Review II: Energy Poverty and Access Challenges in Sub-Saharan Africa: The Role of Regionalism

Printer Friendly, PDF & Email

November 4, 2020

Access to energy is an important part of the everyday survival of modern humankind. However, not all energy forms are healthy for humans and the environment. Given that different countries have various degrees of endowment in energy resources and varied energy needs, cooperation is important for addressing the individual challenges of nations. This is particularly important for Sub-Sahara Africa as the region has a relatively substantial gap to fill in the provision of clean energy to its citizens. While energy access, energy poverty, climate change and regionalism may have individually seen some attention in the literature, a unique contribution to the discourse has been a blend of these subjects in the African context.

An interesting contribution of the book is the in-depth review of the renewable energy potential in SSA while highlighting the basic requirements for tapping the full potential of these sources (Page 122-123). At the same, the challenges with each of the renewable sources are adequately analyzed as it applies to SSA, including their comparative pros and cons and interactions with the climate. Also worth mentioning are the global lessons it provides, notably the deployment of renewable energy in Spain (pages 124-126). It clearly brings to the fore, the efficiency benefits of renewable energy technologies and the multiplier effects on economic development, climate and environmental sustainability. It further discusses an important subject of energy efficiency, and its relation to emission reduction, carbon taxes and climate change, as applicable in domestic and industrial energy settings. It highlights the progress by countries in SSA, including South Africa, Ghana and Namibia in achieving energy efficiency (Page 130). The challenges with energy efficiency in the unique SSA context, including lack of locally trained workforce, poor regulatory environment and governance, and lack of access to financing for energy efficiency projects have also been largely discussed.

In analyzing energy protocols among blocs in the SSA region, the book reveals an urgent need for a review of these protocols to address contemporary issues in energy efficiency, clean energy investments, technology advancements in clean energy and energy cooperation. While observing some notable provisions in the Economic Community of West African States (ECOWAS) energy protocols ahead of that the East African Community (EAC) and the Southern African Development Community (SADC), the lack of prioritization of renewable energy in all the protocols call for attention (pages 132-135). However, it is refreshing to note the enactment of other regional instruments to address the gap. For instance, the book cited the Energy Sector Plan (ESP), under the auspices of the SADC Regional Infrastructure Development Master Plan, intended to address four key strategic objectives including ensuring energy security, improving access to modern energy services, tapping the abundant energy resources, and achieving financial investment and environmental sustainability. Several regional institutions have also been set up to actualize the adoption of clean energy while addressing the access gap including the Renewable Energy Centre in West Africa, the East African Centre for Renewable Energy and Energy Efficiency (EACREE) and the Regional Electricity Regulatory Association (RERA) of SADC. The role of regional infrastructures such as oil and gas pipelines and power grid interconnections with legal backings from their respective blocs as well as specialized institutional structures are commendable steps to addressing energy access.

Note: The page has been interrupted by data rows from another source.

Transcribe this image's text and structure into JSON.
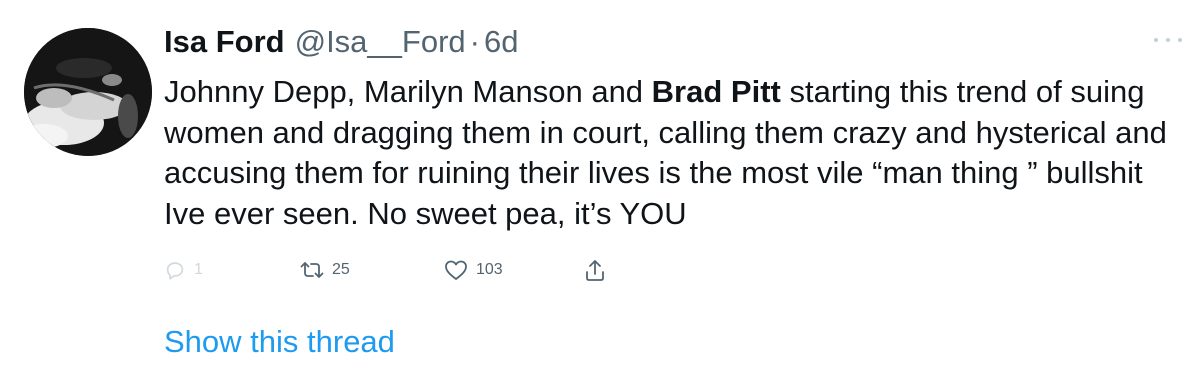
{
  "tweet": {
    "display_name": "Isa Ford",
    "handle": "@Isa__Ford",
    "separator": "·",
    "time": "6d",
    "text_part1": "Johnny Depp, Marilyn Manson and ",
    "text_bold": "Brad Pitt",
    "text_part2": " starting this trend of suing women and dragging them in court, calling them crazy and hysterical and accusing them for ruining their lives is the most vile “man thing ” bullshit Ive ever seen. No sweet pea, it’s YOU"
  },
  "actions": {
    "reply_count": "1",
    "retweet_count": "25",
    "like_count": "103",
    "reply_icon": "reply-icon",
    "retweet_icon": "retweet-icon",
    "like_icon": "heart-icon",
    "share_icon": "share-icon"
  },
  "show_thread": "Show this thread",
  "colors": {
    "text": "#0f1419",
    "secondary": "#536471",
    "link": "#1d9bf0",
    "muted": "#cfd9de"
  }
}
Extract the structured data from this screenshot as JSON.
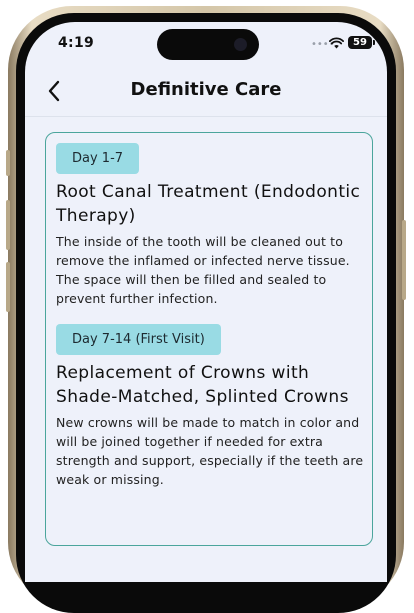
{
  "status_bar": {
    "time": "4:19",
    "signal_icon": "••••",
    "battery_level": "59"
  },
  "nav": {
    "title": "Definitive Care"
  },
  "sections": [
    {
      "badge": "Day 1-7",
      "title": "Root Canal Treatment (Endodontic Therapy)",
      "body": "The inside of the tooth will be cleaned out to remove the inflamed or infected nerve tissue. The space will then be filled and sealed to prevent further infection."
    },
    {
      "badge": "Day 7-14 (First Visit)",
      "title": "Replacement of Crowns with Shade-Matched, Splinted Crowns",
      "body": "New crowns will be made to match in color and will be joined together if needed for extra strength and support, especially if the teeth are weak or missing."
    }
  ],
  "colors": {
    "screen_bg": "#eef1fa",
    "card_border": "#4ba59c",
    "badge_bg": "#99dbe4",
    "frame_gold": "#d4c6a8"
  }
}
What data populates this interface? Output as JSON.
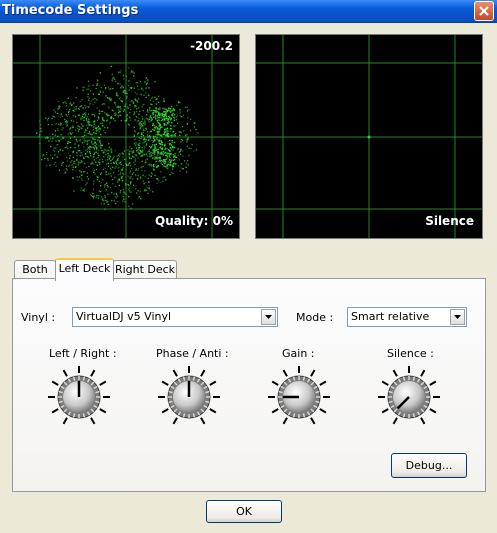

In contextualizing the discussion on the role of Regional Economic Communities (RECs) as provided for in Article 20 of the 2015 Paris Agreement, the book raises some significant concerns about the effectiveness of regionalism particularly in the SSA terrain (pages 117-118). Importantly, it highlights the need for recognition of the level of integration possible among countries within the regional blocs and how important this can be in whipping countries in line in terms of regional targets at reducing emissions.

The book adequately discusses the impact of various energy sources and their contribution to the energy mix in SSA (pages 93-97). It further analyses the sectors that will drive growth in energy demand in the medium to long term, noting in detail the roles of industrialization, urbanization, transport and domestic demand as well as the major transitions expected (pages 98-100).

While the Author seeks to highlight the climatic effects of less clean energy sources and discourages same, it makes proposals that seek to promote investments in the use of fossil and other carbon-intensive energy sources including the establishment of more refineries in Africa (page 96). It also seeks to suggest that the exploitation of abundant fossil fuel and coal resources in SSA is the surest bet to eradicating poverty and improving energy access in SSA (pages 116 and 123). This flies in the face of earlier analysis, which situates the discussion on climate change and energy access in the context of technological advancements in mitigating the emissions from fossil fuel energy sources and in developing renewable energy to address the twin problem of access and poverty. While the book sought to highlight the negative effects of fossil fuels in the SSA, the case study on Nigeria and the focus on gas flaring and oil spills (pages 101-106) dwarfed other important issues of greenhouse gas emissions in SSA associated with the use fossil fuels.

Despite the omissions, the book makes an excellent read, captures various angles of the energy and climate debate while spicing the debate uniquely with aspects of regionalism drawing from global examples. It is recommended for academics and practitioners within and beyond the energy space.